|My volunteer flowers (on left) are doing so much better than the ones I planted|
It turns out that I am being kind to myself today. I finally took a tray up to the bedroom and made myself coffee upstairs. I would have had it on the balcony but it is raining hard outside, so I have brought the outdoor table in and I am having it here and afterwards I am going to read my book. It makes the place feel like a motel room. All it needs is a mini bar with expensive drinks and overpriced chocolates. I was kind to someone yesterday though - or at least hope I was, and I have made a small donation to the Fred Hollows Foundation today.

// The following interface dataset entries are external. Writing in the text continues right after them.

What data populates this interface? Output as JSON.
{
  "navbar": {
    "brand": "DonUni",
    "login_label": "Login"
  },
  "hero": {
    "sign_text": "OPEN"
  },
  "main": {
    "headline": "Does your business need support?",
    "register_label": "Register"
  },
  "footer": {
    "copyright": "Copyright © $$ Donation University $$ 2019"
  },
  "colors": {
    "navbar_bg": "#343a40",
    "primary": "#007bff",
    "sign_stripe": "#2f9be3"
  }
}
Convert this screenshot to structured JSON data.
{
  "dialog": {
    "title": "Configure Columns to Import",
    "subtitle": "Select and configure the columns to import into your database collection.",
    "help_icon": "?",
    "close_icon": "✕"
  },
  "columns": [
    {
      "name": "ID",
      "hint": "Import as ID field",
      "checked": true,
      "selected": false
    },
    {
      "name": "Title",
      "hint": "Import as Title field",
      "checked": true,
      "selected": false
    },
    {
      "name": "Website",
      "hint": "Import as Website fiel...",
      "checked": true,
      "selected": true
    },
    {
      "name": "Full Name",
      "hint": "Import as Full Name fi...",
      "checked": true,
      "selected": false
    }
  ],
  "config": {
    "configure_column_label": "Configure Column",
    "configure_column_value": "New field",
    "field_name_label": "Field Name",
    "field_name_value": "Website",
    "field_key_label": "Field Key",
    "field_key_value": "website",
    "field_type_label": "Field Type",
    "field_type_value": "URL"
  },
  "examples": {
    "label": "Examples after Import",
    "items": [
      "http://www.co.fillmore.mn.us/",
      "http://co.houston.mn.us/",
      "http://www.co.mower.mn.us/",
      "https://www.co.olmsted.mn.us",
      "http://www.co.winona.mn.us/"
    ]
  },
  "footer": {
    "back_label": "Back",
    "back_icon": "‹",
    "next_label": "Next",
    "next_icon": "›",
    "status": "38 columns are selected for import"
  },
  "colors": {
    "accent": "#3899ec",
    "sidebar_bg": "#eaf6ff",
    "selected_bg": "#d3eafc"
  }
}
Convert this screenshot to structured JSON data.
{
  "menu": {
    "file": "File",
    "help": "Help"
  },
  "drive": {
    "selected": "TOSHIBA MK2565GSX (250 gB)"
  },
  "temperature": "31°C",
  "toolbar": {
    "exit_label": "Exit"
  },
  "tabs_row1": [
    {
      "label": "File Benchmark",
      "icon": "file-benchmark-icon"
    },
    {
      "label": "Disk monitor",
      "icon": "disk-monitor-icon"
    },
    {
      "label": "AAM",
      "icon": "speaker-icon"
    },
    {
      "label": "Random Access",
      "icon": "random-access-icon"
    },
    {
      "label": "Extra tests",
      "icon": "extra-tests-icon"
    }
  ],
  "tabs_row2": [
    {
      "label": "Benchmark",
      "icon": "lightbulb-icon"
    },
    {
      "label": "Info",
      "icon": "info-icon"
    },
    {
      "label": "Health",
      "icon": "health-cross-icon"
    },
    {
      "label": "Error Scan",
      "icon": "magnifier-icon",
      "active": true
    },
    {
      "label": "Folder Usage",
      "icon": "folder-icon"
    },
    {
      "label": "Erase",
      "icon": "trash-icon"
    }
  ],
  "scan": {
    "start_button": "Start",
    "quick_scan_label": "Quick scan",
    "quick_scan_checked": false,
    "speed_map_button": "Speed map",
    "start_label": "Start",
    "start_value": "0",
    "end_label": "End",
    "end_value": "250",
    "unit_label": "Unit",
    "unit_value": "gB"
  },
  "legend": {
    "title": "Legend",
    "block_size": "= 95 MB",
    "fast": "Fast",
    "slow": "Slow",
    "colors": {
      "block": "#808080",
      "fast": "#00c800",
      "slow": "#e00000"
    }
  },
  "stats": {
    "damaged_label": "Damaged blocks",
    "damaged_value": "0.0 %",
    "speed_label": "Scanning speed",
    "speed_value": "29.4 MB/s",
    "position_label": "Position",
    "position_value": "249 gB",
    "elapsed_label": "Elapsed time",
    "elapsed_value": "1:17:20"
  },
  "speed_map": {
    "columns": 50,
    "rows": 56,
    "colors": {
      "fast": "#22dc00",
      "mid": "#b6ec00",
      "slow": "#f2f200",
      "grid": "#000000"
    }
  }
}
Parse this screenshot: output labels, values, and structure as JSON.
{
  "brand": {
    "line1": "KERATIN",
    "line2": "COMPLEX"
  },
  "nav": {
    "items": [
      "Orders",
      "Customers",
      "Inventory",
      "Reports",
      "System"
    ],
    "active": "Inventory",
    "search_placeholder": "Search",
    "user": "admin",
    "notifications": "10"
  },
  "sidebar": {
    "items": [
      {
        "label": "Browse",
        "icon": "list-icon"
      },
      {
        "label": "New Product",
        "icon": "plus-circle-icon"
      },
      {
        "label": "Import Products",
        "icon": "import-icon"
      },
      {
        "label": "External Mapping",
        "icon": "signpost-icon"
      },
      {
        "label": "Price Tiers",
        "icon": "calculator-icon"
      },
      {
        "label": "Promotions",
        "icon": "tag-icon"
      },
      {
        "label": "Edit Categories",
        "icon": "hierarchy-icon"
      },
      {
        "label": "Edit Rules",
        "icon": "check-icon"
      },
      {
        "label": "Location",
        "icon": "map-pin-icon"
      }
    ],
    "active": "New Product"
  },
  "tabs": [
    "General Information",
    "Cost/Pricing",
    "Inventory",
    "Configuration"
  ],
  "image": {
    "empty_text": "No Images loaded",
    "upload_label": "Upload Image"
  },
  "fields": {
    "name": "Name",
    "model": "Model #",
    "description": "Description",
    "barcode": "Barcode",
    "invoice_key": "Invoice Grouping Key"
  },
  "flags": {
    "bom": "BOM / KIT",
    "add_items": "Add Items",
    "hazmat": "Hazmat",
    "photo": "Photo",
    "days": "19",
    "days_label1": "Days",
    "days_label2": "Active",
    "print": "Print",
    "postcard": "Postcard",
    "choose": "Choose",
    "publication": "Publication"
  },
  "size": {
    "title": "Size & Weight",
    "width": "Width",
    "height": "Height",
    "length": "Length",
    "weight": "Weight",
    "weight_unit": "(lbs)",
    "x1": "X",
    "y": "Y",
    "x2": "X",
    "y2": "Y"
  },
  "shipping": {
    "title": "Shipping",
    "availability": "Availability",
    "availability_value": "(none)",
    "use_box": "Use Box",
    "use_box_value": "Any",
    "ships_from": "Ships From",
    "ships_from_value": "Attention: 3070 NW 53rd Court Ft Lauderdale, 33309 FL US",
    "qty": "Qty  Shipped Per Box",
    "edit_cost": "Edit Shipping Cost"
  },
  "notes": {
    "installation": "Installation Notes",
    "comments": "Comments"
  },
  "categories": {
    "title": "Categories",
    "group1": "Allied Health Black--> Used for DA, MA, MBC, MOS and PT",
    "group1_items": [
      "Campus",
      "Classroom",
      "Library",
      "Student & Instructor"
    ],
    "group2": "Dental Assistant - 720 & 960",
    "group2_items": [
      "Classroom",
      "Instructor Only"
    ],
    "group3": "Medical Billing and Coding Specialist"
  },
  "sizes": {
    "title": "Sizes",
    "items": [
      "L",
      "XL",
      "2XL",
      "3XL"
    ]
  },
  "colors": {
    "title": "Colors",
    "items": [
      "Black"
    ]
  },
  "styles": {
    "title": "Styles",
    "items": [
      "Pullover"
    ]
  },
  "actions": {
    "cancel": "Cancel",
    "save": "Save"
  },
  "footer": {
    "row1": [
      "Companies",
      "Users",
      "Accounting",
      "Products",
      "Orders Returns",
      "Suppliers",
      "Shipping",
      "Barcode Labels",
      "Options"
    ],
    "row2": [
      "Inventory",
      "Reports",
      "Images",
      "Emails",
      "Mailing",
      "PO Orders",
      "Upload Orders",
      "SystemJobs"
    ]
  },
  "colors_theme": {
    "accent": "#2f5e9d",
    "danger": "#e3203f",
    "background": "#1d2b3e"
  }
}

There are many noble causes of course, too many, but Fred Hollows was a man after my own heart. He was a bit of an offbeat character who called a spade a spade and even, shock, horror! smoked, but when he saw a problem in the real world he just went ahead and started fixing it, without asking for permission, making submissions or going through the proper channels.
In consequence he was able to give the gift of sight to millions of people in places like Nepal, Erritrea and Vietnam. I particularly like that he didn't just go around removing cataracts, which were one of the major causes of blindness, but also trained people within those countries to do it themselves and set up factories to make the replacement lenses cheaply.
He was also very concerned about the health problems of Aboriginal people here in Australia, which continue to defy all government efforts to remedy them, despite large amounts of money being spent. The work he started however - establishing medical clinics in remote communties, continues.
The other thing I like about Fred Hollows is that he studied hard and worked hard for selfless reasons and not to make a buck. Take note you greedy CEOs and others! Nor did he do it for honours. Being somewhat opposed to meddling by governments and churches, he turned down the Order of Australia in 1990, though he has since been honoured in other ways - for example, in the naming of parks and streets and in the 2010 issue of the $1 coin.
There are always spoilsports of course. As Brendan O'Neill reports in this weekend's Weekend Australian (November 12 -13, 2011: 22), psychologists in the USA, while agreeing that good deeds stimulate certain areas of the brain in the same way that drugs do, regard it as a form of pathology. If that's true, then let me say I would find it preferable to other forms of insanity like say serial killing and definitely of far greater benefit to society than other known ways of getting high like getting drunk or shooting up in a dark alley. Let's have more of it, I say.
What a bizarre society we have become, to find pursuit of wealth for it's own sake acceptable and altruism a problem. Only a few weeks ago there was the shocking incident of a little girl being run over in a Chinese market, not once, but several times and no one noticing or coming to her aid. Is this the kind of world we want? I don't, thanks. Perhaps the passers-by all just needed glasses.